I have another six weeks of restrictions (if we’re being honest, “at least 6 weeks” may be more what my surgeon said), which means, of course, no paddling, but also none of the other things I was looking forward to — like picking up the kids and swimming in the pool with them.  In April, I had planned a trip — a reward for getting through the other surgery! — to NC to paddle with the #1 female paddler in the world who is flying in from New Zealand.  It was only for a night, but I had a nice hotel room, and I was so looking forward to it.  I canceled it already — on Monday, when I was exactly 6 weeks out from my first surgery and had big exclamation marks on my calendar indicating the end of recovery.  That definitely hurt a bit.

But here we go again.  Hopefully by this time next week, my mornings will be recovery walks on the beach and sea glass in my pockets.  And maybe this time around, I won’t need winter coats and hats.

The Second Surgery

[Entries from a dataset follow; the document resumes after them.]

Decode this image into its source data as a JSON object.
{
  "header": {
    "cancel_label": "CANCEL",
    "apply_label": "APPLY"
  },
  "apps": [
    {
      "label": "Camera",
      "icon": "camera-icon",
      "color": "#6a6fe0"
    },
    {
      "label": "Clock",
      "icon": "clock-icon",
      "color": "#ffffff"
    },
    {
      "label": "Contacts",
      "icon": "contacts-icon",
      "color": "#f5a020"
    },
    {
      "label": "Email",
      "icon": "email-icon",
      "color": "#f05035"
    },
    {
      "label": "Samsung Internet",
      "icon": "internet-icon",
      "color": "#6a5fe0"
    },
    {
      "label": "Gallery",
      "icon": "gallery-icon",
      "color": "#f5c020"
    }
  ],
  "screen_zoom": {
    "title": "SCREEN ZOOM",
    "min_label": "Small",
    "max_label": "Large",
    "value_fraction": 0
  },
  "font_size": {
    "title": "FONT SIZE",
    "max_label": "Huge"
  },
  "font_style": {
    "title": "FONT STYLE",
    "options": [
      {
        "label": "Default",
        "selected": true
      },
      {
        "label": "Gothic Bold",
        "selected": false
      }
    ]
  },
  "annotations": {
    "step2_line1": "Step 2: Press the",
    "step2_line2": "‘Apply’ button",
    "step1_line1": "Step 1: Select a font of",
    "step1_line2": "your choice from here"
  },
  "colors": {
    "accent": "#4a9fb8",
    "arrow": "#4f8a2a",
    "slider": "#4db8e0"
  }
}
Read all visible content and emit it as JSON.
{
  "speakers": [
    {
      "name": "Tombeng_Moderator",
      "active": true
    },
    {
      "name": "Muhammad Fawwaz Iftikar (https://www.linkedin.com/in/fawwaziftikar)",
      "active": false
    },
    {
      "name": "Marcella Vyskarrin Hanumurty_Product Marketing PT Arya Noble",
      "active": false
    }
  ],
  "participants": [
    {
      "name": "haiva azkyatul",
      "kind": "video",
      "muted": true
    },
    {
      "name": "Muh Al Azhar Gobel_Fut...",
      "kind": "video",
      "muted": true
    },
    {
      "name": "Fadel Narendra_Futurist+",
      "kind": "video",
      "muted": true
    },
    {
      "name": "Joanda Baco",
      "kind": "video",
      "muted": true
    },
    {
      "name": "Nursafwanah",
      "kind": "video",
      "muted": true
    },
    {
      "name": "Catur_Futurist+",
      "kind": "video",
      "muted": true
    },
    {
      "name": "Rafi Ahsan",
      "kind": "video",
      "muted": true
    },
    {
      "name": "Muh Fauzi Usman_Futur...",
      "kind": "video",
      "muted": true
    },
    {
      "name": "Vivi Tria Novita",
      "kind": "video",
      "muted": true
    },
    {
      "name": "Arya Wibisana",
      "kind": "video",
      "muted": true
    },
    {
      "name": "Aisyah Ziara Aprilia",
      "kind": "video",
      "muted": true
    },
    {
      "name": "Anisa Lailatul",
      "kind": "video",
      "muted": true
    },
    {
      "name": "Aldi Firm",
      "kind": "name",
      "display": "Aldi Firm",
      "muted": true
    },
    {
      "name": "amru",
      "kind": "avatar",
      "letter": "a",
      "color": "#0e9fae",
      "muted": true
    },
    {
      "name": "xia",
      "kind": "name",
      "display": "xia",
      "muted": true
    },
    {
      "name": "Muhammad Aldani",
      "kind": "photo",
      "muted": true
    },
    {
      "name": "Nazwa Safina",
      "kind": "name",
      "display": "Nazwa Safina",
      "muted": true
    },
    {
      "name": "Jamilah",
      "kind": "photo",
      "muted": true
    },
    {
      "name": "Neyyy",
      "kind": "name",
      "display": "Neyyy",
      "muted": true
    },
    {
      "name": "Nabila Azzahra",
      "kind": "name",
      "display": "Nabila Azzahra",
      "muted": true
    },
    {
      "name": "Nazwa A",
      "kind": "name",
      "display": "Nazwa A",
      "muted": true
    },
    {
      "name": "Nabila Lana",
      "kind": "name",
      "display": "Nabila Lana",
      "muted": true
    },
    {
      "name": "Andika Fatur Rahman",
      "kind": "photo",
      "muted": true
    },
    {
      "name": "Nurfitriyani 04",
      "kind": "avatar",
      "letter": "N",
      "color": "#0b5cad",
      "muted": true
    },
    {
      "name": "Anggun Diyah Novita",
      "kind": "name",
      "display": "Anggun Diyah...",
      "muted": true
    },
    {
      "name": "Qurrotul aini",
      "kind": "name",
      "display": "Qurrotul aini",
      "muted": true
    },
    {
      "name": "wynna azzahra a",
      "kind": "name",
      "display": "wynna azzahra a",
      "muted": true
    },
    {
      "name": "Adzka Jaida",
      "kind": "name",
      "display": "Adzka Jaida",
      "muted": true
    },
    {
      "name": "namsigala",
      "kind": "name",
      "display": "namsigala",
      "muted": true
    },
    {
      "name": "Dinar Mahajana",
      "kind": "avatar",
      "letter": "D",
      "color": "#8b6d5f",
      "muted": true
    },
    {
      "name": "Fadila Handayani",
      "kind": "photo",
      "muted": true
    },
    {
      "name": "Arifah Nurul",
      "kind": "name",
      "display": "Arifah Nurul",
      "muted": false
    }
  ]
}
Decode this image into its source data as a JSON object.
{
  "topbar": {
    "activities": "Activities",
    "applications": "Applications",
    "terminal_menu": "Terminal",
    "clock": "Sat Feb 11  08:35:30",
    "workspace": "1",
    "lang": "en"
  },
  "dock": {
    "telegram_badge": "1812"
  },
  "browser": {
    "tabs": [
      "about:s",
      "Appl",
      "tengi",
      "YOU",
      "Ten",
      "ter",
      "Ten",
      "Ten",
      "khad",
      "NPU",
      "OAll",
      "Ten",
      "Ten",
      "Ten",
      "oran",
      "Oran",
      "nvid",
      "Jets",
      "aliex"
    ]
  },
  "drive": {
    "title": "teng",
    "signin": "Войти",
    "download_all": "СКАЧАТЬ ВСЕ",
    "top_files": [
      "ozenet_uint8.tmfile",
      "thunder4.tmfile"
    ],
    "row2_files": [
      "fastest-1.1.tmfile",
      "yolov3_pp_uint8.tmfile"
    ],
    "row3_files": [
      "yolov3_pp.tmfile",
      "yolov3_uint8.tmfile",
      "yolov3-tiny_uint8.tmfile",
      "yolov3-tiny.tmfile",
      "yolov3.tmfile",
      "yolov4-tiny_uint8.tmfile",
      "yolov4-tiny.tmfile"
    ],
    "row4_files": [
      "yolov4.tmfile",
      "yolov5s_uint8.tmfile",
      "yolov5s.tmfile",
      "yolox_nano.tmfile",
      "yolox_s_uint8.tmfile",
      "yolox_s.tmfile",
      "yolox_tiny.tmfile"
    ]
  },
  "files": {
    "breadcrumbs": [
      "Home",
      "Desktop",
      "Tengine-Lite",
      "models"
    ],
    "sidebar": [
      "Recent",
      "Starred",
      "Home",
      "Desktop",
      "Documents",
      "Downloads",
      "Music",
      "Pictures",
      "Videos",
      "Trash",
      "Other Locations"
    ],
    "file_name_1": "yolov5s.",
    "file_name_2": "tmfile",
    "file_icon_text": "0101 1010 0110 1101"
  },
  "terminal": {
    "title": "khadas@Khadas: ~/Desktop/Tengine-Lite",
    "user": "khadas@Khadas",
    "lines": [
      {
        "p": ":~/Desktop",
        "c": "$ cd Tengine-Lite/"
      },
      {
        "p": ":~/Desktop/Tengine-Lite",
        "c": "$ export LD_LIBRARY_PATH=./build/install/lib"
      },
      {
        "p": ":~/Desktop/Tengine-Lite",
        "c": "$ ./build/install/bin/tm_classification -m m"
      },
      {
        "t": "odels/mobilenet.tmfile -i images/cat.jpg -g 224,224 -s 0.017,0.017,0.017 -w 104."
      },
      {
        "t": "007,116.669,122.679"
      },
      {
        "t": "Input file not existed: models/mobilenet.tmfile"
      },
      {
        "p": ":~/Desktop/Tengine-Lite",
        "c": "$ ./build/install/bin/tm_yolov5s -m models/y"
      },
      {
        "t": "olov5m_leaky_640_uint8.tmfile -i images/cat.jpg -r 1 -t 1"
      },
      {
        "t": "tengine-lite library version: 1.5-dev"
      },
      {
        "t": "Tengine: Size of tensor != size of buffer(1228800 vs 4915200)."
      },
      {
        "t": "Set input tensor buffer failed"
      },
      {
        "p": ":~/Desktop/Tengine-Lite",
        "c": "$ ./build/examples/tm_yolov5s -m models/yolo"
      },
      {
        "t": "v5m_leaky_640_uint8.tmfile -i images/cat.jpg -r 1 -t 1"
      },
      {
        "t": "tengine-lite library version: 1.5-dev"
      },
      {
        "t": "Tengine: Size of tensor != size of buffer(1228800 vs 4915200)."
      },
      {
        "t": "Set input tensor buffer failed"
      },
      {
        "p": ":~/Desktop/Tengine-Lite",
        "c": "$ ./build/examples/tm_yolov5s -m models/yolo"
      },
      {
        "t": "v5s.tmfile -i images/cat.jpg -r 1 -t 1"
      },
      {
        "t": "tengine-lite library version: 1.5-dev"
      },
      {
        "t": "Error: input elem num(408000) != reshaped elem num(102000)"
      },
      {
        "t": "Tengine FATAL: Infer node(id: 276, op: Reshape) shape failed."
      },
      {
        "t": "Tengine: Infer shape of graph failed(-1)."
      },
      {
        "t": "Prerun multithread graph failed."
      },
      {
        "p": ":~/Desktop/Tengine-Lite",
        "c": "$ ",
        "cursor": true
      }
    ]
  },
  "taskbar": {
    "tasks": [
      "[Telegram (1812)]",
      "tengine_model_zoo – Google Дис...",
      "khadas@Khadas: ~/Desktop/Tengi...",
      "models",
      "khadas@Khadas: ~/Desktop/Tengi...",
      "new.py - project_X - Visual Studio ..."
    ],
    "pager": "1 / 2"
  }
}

The kids had been sick for three days — fevers, stomachaches, one very random burst of vomit from Guy — so I assumed I had the stomach bug, too. I was queasy, thirsty, didn’t feel right. I fell asleep at lunchtime, picked the kids up from daycare early, and was happy to come back and rest on the couch with them that evening.  I went to bed still queasy, but otherwise fine.  Just a stomach bug.

That was a week ago.

That night, around 11, I woke up to a stabbing pain along my right side and waves of nausea that would have sent me scrambling, except that I could barely move against the painful spasms in my abdomen. The night was a long blur of moving back and forth between the bed and the bathroom, trying to find relief from the pain or the nausea (both seemed too optimistic), but neither came.  When it was time to get ready for work, I just shook my head at G, and curled back into a ball of misery.

It wasn’t long after he left that I realized something was wrong, and it might not just be a stomach bug.  The pain on my right side was becoming more acute.  If I hadn’t just had surgery, I said to my parents on the way to the emergency room, I would say it was my appendix — but surely I couldn’t be that unlucky?

The emergency room was a long, drawn-out nightmare. They had no beds available when we got there, so G (who had turned around on his way to work and met us there) and I waited in a small room — the pain for me was becoming intolerable at that point, and he was feeling helpless to do anything.  But finally, a bed opened up, and I don’t really have a good sense of time after that.  We got there early in the morning and the next actual time I remember is 8:30 pm when I was awake after surgery.

In between that was a lot of pain, a lot of nausea, and very little relief honestly.  At some point in the afternoon (mid-day? I don’t know), I had a CT scan.  It wasn’t long after that that the nurse came back into our room.  “Appendicitis,” she said.  I asked her to repeat herself.  All I heard was “another surgery.”  G said, “We should have taken that out last time.”

But the doctor came in and explained that actually they couldn’t see the appendix at all.  There was too much inflammation in that area on the scan.  There also appeared to be pockets of air.  His guess was that it had already ruptured.  At any rate, quick surgery was necessary.  He contemplated sending me to a university hospital but felt the wait would be too long, and he was also very confident in the surgeon on call (who several of the nurses said was the best surgeon they had, for what that is worth).

The issue of the serum sickness was a tricky one — obviously I haven’t yet identified what caused it last time because who knew I’d need that information less than three weeks later.  I still had all the paperwork on serum sickness from NIH and other sources printed out in my backpack, which I shared with the surgeon and the anesthesiologist.  Finally, after lots of conversation about it and a call to my GP, they agreed to switch one of the agents being used for general anesthesia, give me a strong dose of pre-op prednisone, and follow that up with antihistamines for the length of my hospital stay.  Agreeing to those terms, I finally signed the consent form for general anesthesia outside the OR and was asleep before the ink was dry.

The next thing I remember was G by my side that night.

“Did the doctor talk to you after surgery?” he asked.  “Did he tell you what it really was?”